So continuing yesterdays talk on
I hope you’ve spent some time watching Thomas Goss’ video on natural brass, since natural brass was what was available at Mozart’s time. If you take a look at the first 5 bars that we discussed yesterday, observe how with only two different notes (sounding D and A) the brass accompanies the melody homo-rhythmically.
Moving on to bars 7 and 9, try to condense the voicing of all the accompanying parts and see how Mozart leaves space for the suspending notes in the melody of the first violins.

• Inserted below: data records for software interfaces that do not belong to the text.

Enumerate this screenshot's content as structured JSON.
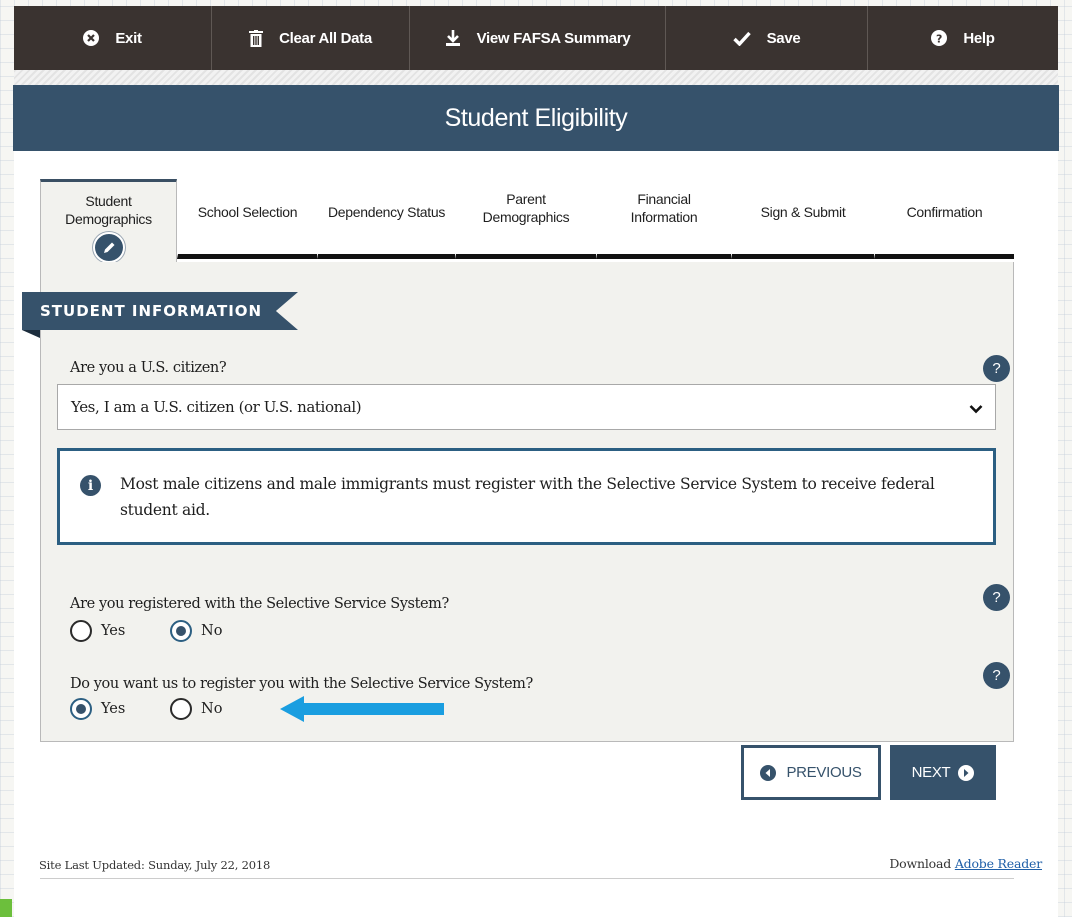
{
  "toolbar": {
    "exit_label": "Exit",
    "clear_label": "Clear All Data",
    "summary_label": "View FAFSA Summary",
    "save_label": "Save",
    "help_label": "Help"
  },
  "header": {
    "title": "Student Eligibility"
  },
  "tabs": [
    {
      "label": "Student Demographics",
      "active": true
    },
    {
      "label": "School Selection"
    },
    {
      "label": "Dependency Status"
    },
    {
      "label": "Parent Demographics"
    },
    {
      "label": "Financial Information"
    },
    {
      "label": "Sign & Submit"
    },
    {
      "label": "Confirmation"
    }
  ],
  "section": {
    "title": "STUDENT INFORMATION"
  },
  "citizenship": {
    "question": "Are you a U.S. citizen?",
    "selected": "Yes, I am a U.S. citizen (or U.S. national)"
  },
  "info": {
    "text": "Most male citizens and male immigrants must register with the Selective Service System to receive federal student aid."
  },
  "registered": {
    "question": "Are you registered with the Selective Service System?",
    "options": [
      "Yes",
      "No"
    ],
    "selected": "No"
  },
  "register_request": {
    "question": "Do you want us to register you with the Selective Service System?",
    "options": [
      "Yes",
      "No"
    ],
    "selected": "Yes"
  },
  "help_mark": "?",
  "info_mark": "i",
  "nav": {
    "previous_label": "PREVIOUS",
    "next_label": "NEXT"
  },
  "footer": {
    "updated": "Site Last Updated: Sunday, July 22, 2018",
    "download_prefix": "Download",
    "download_link": "Adobe Reader"
  },
  "colors": {
    "primary": "#36526b",
    "toolbar": "#3a3330",
    "annotation_arrow": "#1a9ee0"
  }
}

Next page begins with bar 13 and the following 6 bars deserves more attention than I can fit in to this, so if you’re keen on score-reading Mozart, this spot is the place!
What you probably will notice at first is that clarinets and bassoons start the same melody as opened the piece – great! Who else is playing exactly the same?
What you’ll notice in this piece is that cellos and basses are doubling verbatim – a typical of classical music – with bassoons doubling verbatim 98% of the time. Keep an eye on when the bassoons differ!
Now we have 6 systems playing the same melody from 13 to 18. Look what happens with the viola! They crash in to the party half-way through 13 to keep up with the others. A way to rhythmically push the pace of the melodic entrance without actually making a new melodic entrance.